Federal judge upholds Blair Mountain Battlefield removal
CHARLESTON, W.Va. -- A federal judge on Tuesday upheld a decision to remove Blair Mountain Battlefield, the scene of the largest armed confrontation in U.S. labor history, from the National Register of Historic Places.
The decision to remove Blair Mountain, initially made by the keeper of the National Register of Historic Places in 2009, was upheld Tuesday by a judge with U.S. District Court for the District of Columbia.
More than 90 years ago -- between Aug. 25 and Sept. 2, 1921 -- more than 10,000 union coal miners fought with armed coal company guards along the Blair Mountain Ridge near the Logan-Boone county border. It ended only after federal troops intervened.
The National Park Service added Blair Mountain to its National Register of Historic Places in March 2009. Nine months later, in December, the NPS reversed its decision after a dispute about who owns the properties on Blair Mountain.
Several labor and environmental organizations filed a lawsuit on Sept. 9, 2010, seeking to reverse the decision.
They included the Sierra Club, Ohio Valley Environmental Coalition, Friends of Blair Mountain, West Virginia Labor History Association, National Trust for Historic Preservation in the United States and the West Virginia Highlands Conservancy.
"Restoring Blair Mountain to the National Register of Historic Places would help permanently protect this important landmark from being destroyed by the same coal industry that fought against worker's rights at its summit," said Regina Hendrix with the Sierra Club's West Virginia chapter.
The ruling, issued by U.S. District Judge Reggie B. Walton, maintained that those groups have no legal standing because no coal companies have announced immediate plans to begin mining on Blair Mountain.
Hendrix said, "We believe the judge is wrong and there is a real and imminent threat of Alpha Natural Resources, Arch Coal or other companies destroying Blair Mountain.
"We will continue to watch out for, and defend, this historic site and the legacy of those who died standing up for the rights of hard working miners," she said.
Part of the legal dispute over whether to keep Blair Mountain on the National Register was whether a majority of local property owners supported the decision.
"If a majority of owners of properties within a historic district object to the property's inclusion on the National Register, 'such property shall not be included on the National Register ... until such objection is withdrawn,'" Walton wrote.
Natural Resource Partners, Arch Coal and Massey Energy, all represented by Charleston law firm Jackson Kelly, filed a petition with the keeper of the National Register to allow them to mine coal they own in the area of Blair Mountain.
Jackson Kelly lawyers said that they determined a majority of local landowners opposed designating Blair Mountain as a historic site.
At the time, the West Virginia Preservation Office stated that "it had received objections from less than half of the owners," according to Walton's ruling.
Hendrix said, "The Battle for Blair Mountain is a central event in labor history in the United States and certainly one of the best known of the many labor struggles in West Virginia.
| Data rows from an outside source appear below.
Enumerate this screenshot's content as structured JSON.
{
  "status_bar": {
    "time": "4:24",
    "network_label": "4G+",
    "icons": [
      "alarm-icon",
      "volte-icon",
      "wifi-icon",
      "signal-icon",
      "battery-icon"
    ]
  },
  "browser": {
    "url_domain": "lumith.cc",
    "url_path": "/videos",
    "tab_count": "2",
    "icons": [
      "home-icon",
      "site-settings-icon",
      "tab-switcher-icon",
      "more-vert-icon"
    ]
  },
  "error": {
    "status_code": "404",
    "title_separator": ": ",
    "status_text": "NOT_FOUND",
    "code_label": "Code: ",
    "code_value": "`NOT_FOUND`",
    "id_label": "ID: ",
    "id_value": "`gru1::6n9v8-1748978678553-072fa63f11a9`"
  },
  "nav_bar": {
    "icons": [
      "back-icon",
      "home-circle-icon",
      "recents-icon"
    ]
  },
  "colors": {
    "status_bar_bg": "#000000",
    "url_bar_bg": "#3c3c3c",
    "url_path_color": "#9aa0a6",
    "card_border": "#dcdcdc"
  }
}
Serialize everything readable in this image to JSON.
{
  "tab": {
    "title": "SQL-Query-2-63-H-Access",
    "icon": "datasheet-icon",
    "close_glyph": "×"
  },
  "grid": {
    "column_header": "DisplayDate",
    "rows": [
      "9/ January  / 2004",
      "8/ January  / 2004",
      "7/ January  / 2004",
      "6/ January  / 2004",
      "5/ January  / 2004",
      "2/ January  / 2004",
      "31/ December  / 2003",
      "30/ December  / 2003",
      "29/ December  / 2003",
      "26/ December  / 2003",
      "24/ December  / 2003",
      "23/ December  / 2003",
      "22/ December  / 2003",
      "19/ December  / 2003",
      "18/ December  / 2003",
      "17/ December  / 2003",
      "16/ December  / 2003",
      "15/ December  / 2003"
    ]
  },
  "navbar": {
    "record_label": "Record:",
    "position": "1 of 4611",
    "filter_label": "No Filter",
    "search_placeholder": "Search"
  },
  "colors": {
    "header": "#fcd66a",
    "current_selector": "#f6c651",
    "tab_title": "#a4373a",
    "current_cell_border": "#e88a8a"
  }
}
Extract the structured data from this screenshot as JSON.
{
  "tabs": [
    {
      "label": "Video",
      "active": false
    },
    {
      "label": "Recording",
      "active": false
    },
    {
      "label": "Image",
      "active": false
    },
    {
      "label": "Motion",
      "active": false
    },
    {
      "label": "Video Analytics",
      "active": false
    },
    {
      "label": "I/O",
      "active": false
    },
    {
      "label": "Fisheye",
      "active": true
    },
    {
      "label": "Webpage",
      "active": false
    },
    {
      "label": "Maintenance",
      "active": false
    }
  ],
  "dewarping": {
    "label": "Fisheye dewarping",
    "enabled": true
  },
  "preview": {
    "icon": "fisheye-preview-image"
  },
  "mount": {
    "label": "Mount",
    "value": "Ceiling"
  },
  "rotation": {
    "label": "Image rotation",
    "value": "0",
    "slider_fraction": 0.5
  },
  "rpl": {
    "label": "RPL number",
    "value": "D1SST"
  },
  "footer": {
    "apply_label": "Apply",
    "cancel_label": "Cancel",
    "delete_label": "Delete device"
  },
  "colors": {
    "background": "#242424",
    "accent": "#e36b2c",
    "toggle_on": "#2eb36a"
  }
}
The actual site of the battle is a key part of our history and should be preserved for our children's children to visit and explore.
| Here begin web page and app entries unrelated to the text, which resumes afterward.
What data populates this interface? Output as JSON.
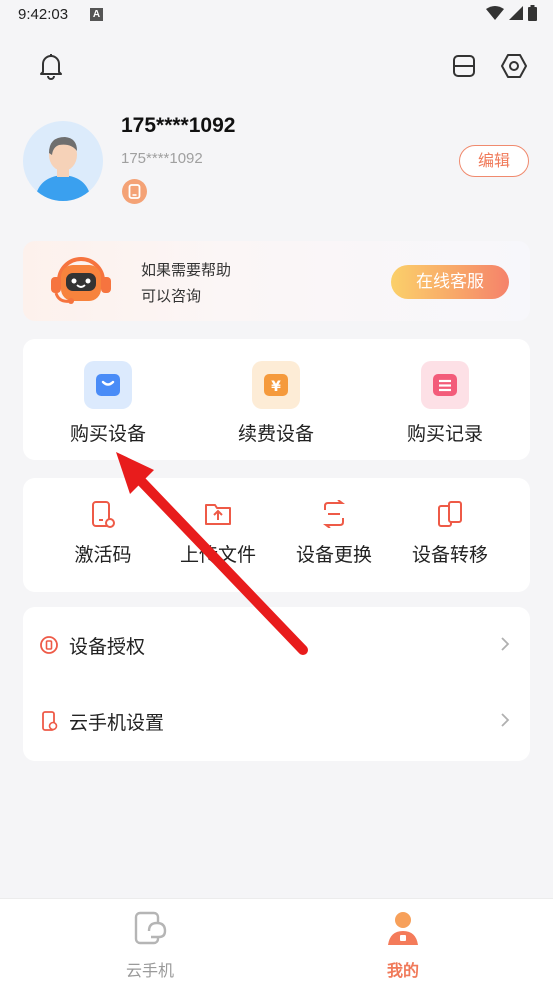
{
  "status": {
    "time": "9:42:03",
    "notif_letter": "A"
  },
  "header": {
    "icons": [
      "bell-icon",
      "scan-icon",
      "settings-icon"
    ]
  },
  "profile": {
    "name": "175****1092",
    "phone": "175****1092",
    "edit_label": "编辑"
  },
  "help": {
    "line1": "如果需要帮助",
    "line2": "可以咨询",
    "button": "在线客服"
  },
  "grid1": [
    {
      "label": "购买设备",
      "icon": "bag-icon",
      "color": "#4a8cf7"
    },
    {
      "label": "续费设备",
      "icon": "yuan-icon",
      "color": "#f59a3c"
    },
    {
      "label": "购买记录",
      "icon": "list-icon",
      "color": "#f35c7a"
    }
  ],
  "grid2": [
    {
      "label": "激活码",
      "icon": "activation-code-icon"
    },
    {
      "label": "上传文件",
      "icon": "upload-folder-icon"
    },
    {
      "label": "设备更换",
      "icon": "swap-device-icon"
    },
    {
      "label": "设备转移",
      "icon": "transfer-device-icon"
    }
  ],
  "list": [
    {
      "label": "设备授权",
      "icon": "authorize-icon"
    },
    {
      "label": "云手机设置",
      "icon": "phone-settings-icon"
    }
  ],
  "tabs": [
    {
      "label": "云手机",
      "active": false
    },
    {
      "label": "我的",
      "active": true
    }
  ],
  "colors": {
    "accent": "#f07a5a",
    "arrow": "#e81c1c",
    "active_tab": "#f07a5a"
  }
}
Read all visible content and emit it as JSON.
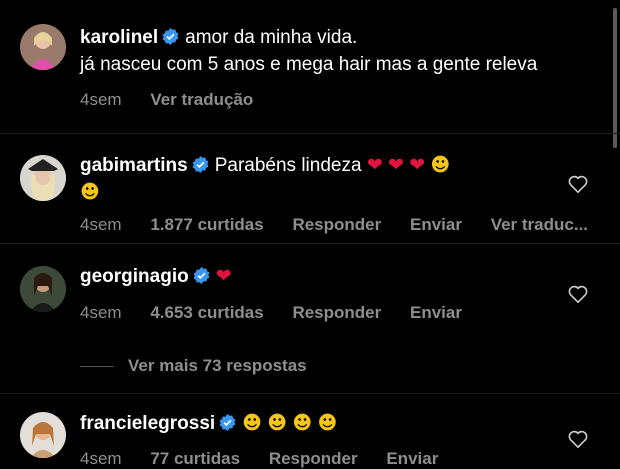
{
  "comments": [
    {
      "username": "karolinel",
      "text": "amor da minha vida.",
      "text2": "já nasceu com 5 anos e mega hair mas a gente releva",
      "time": "4sem",
      "translate": "Ver tradução"
    },
    {
      "username": "gabimartins",
      "text": "Parabéns lindeza",
      "time": "4sem",
      "likes": "1.877 curtidas",
      "reply": "Responder",
      "send": "Enviar",
      "translate": "Ver traduc..."
    },
    {
      "username": "georginagio",
      "time": "4sem",
      "likes": "4.653 curtidas",
      "reply": "Responder",
      "send": "Enviar"
    },
    {
      "username": "francielegrossi",
      "time": "4sem",
      "likes": "77 curtidas",
      "reply": "Responder",
      "send": "Enviar"
    }
  ],
  "more_replies": "Ver mais 73 respostas",
  "colors": {
    "background": "#000000",
    "muted": "#8e8e8e",
    "verified": "#3897f0",
    "heart": "#e0143c"
  }
}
"After many nominations and revisions the site was finally listed on the National Historic Register in 2009, only to be unfortunately de-listed later that year in a move that puts the future of this important place at risk," Hendrix said.
According to Walton's ruling, the plaintiffs argued that surface mining would destroy important topographical features of the battlefield, such as hilltops and promontories where guns were mounted, "which define the battlefield site, as well as cultural resources that contribute to the historic significance of the site."
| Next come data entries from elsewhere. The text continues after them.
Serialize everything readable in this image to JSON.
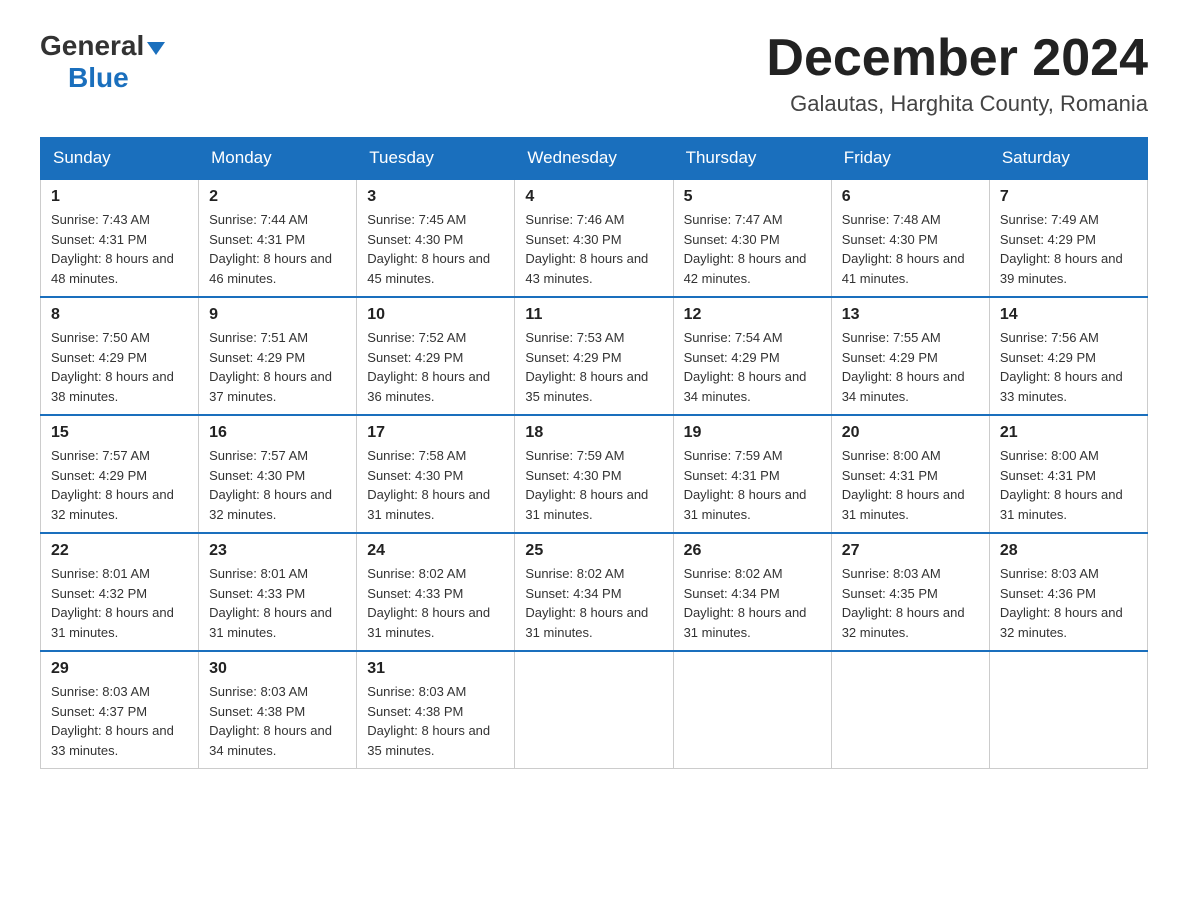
{
  "logo": {
    "general": "General",
    "blue": "Blue"
  },
  "title": "December 2024",
  "subtitle": "Galautas, Harghita County, Romania",
  "weekdays": [
    "Sunday",
    "Monday",
    "Tuesday",
    "Wednesday",
    "Thursday",
    "Friday",
    "Saturday"
  ],
  "weeks": [
    [
      {
        "day": "1",
        "sunrise": "7:43 AM",
        "sunset": "4:31 PM",
        "daylight": "8 hours and 48 minutes."
      },
      {
        "day": "2",
        "sunrise": "7:44 AM",
        "sunset": "4:31 PM",
        "daylight": "8 hours and 46 minutes."
      },
      {
        "day": "3",
        "sunrise": "7:45 AM",
        "sunset": "4:30 PM",
        "daylight": "8 hours and 45 minutes."
      },
      {
        "day": "4",
        "sunrise": "7:46 AM",
        "sunset": "4:30 PM",
        "daylight": "8 hours and 43 minutes."
      },
      {
        "day": "5",
        "sunrise": "7:47 AM",
        "sunset": "4:30 PM",
        "daylight": "8 hours and 42 minutes."
      },
      {
        "day": "6",
        "sunrise": "7:48 AM",
        "sunset": "4:30 PM",
        "daylight": "8 hours and 41 minutes."
      },
      {
        "day": "7",
        "sunrise": "7:49 AM",
        "sunset": "4:29 PM",
        "daylight": "8 hours and 39 minutes."
      }
    ],
    [
      {
        "day": "8",
        "sunrise": "7:50 AM",
        "sunset": "4:29 PM",
        "daylight": "8 hours and 38 minutes."
      },
      {
        "day": "9",
        "sunrise": "7:51 AM",
        "sunset": "4:29 PM",
        "daylight": "8 hours and 37 minutes."
      },
      {
        "day": "10",
        "sunrise": "7:52 AM",
        "sunset": "4:29 PM",
        "daylight": "8 hours and 36 minutes."
      },
      {
        "day": "11",
        "sunrise": "7:53 AM",
        "sunset": "4:29 PM",
        "daylight": "8 hours and 35 minutes."
      },
      {
        "day": "12",
        "sunrise": "7:54 AM",
        "sunset": "4:29 PM",
        "daylight": "8 hours and 34 minutes."
      },
      {
        "day": "13",
        "sunrise": "7:55 AM",
        "sunset": "4:29 PM",
        "daylight": "8 hours and 34 minutes."
      },
      {
        "day": "14",
        "sunrise": "7:56 AM",
        "sunset": "4:29 PM",
        "daylight": "8 hours and 33 minutes."
      }
    ],
    [
      {
        "day": "15",
        "sunrise": "7:57 AM",
        "sunset": "4:29 PM",
        "daylight": "8 hours and 32 minutes."
      },
      {
        "day": "16",
        "sunrise": "7:57 AM",
        "sunset": "4:30 PM",
        "daylight": "8 hours and 32 minutes."
      },
      {
        "day": "17",
        "sunrise": "7:58 AM",
        "sunset": "4:30 PM",
        "daylight": "8 hours and 31 minutes."
      },
      {
        "day": "18",
        "sunrise": "7:59 AM",
        "sunset": "4:30 PM",
        "daylight": "8 hours and 31 minutes."
      },
      {
        "day": "19",
        "sunrise": "7:59 AM",
        "sunset": "4:31 PM",
        "daylight": "8 hours and 31 minutes."
      },
      {
        "day": "20",
        "sunrise": "8:00 AM",
        "sunset": "4:31 PM",
        "daylight": "8 hours and 31 minutes."
      },
      {
        "day": "21",
        "sunrise": "8:00 AM",
        "sunset": "4:31 PM",
        "daylight": "8 hours and 31 minutes."
      }
    ],
    [
      {
        "day": "22",
        "sunrise": "8:01 AM",
        "sunset": "4:32 PM",
        "daylight": "8 hours and 31 minutes."
      },
      {
        "day": "23",
        "sunrise": "8:01 AM",
        "sunset": "4:33 PM",
        "daylight": "8 hours and 31 minutes."
      },
      {
        "day": "24",
        "sunrise": "8:02 AM",
        "sunset": "4:33 PM",
        "daylight": "8 hours and 31 minutes."
      },
      {
        "day": "25",
        "sunrise": "8:02 AM",
        "sunset": "4:34 PM",
        "daylight": "8 hours and 31 minutes."
      },
      {
        "day": "26",
        "sunrise": "8:02 AM",
        "sunset": "4:34 PM",
        "daylight": "8 hours and 31 minutes."
      },
      {
        "day": "27",
        "sunrise": "8:03 AM",
        "sunset": "4:35 PM",
        "daylight": "8 hours and 32 minutes."
      },
      {
        "day": "28",
        "sunrise": "8:03 AM",
        "sunset": "4:36 PM",
        "daylight": "8 hours and 32 minutes."
      }
    ],
    [
      {
        "day": "29",
        "sunrise": "8:03 AM",
        "sunset": "4:37 PM",
        "daylight": "8 hours and 33 minutes."
      },
      {
        "day": "30",
        "sunrise": "8:03 AM",
        "sunset": "4:38 PM",
        "daylight": "8 hours and 34 minutes."
      },
      {
        "day": "31",
        "sunrise": "8:03 AM",
        "sunset": "4:38 PM",
        "daylight": "8 hours and 35 minutes."
      },
      null,
      null,
      null,
      null
    ]
  ]
}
Walton argued that plaintiffs failed to "identify sufficient support ... for the proposition that the potential harm from surface mining is 'actual or imminent.' ... The companies in possession of the [mining] permits have thus far declined to exercise the rights afforded to them by the permits," he wrote.
The decision also notes that the ability to predict what coal companies might decide to do in the future is in large part outside of the plaintiffs' "personal knowledge."
"The likelihood that removing the property from the National Register will increase the risk of surface mining in the near future, thereby harming the Battlefield, is uncertain at best," Walton wrote.
Gordon Simmons, president of the West Virginia Labor History Association, said the group "will definitely favor an appeal of Walton's decision. It seems wrongheaded.
"I don't think there is any question in the minds of people in West Virginia, including people in the mining business, about the undisputed historical importance and significance of Blair Mountain," he said.
Reach Paul J. Nyden at firstname.lastname@example.org or 304-348-5164.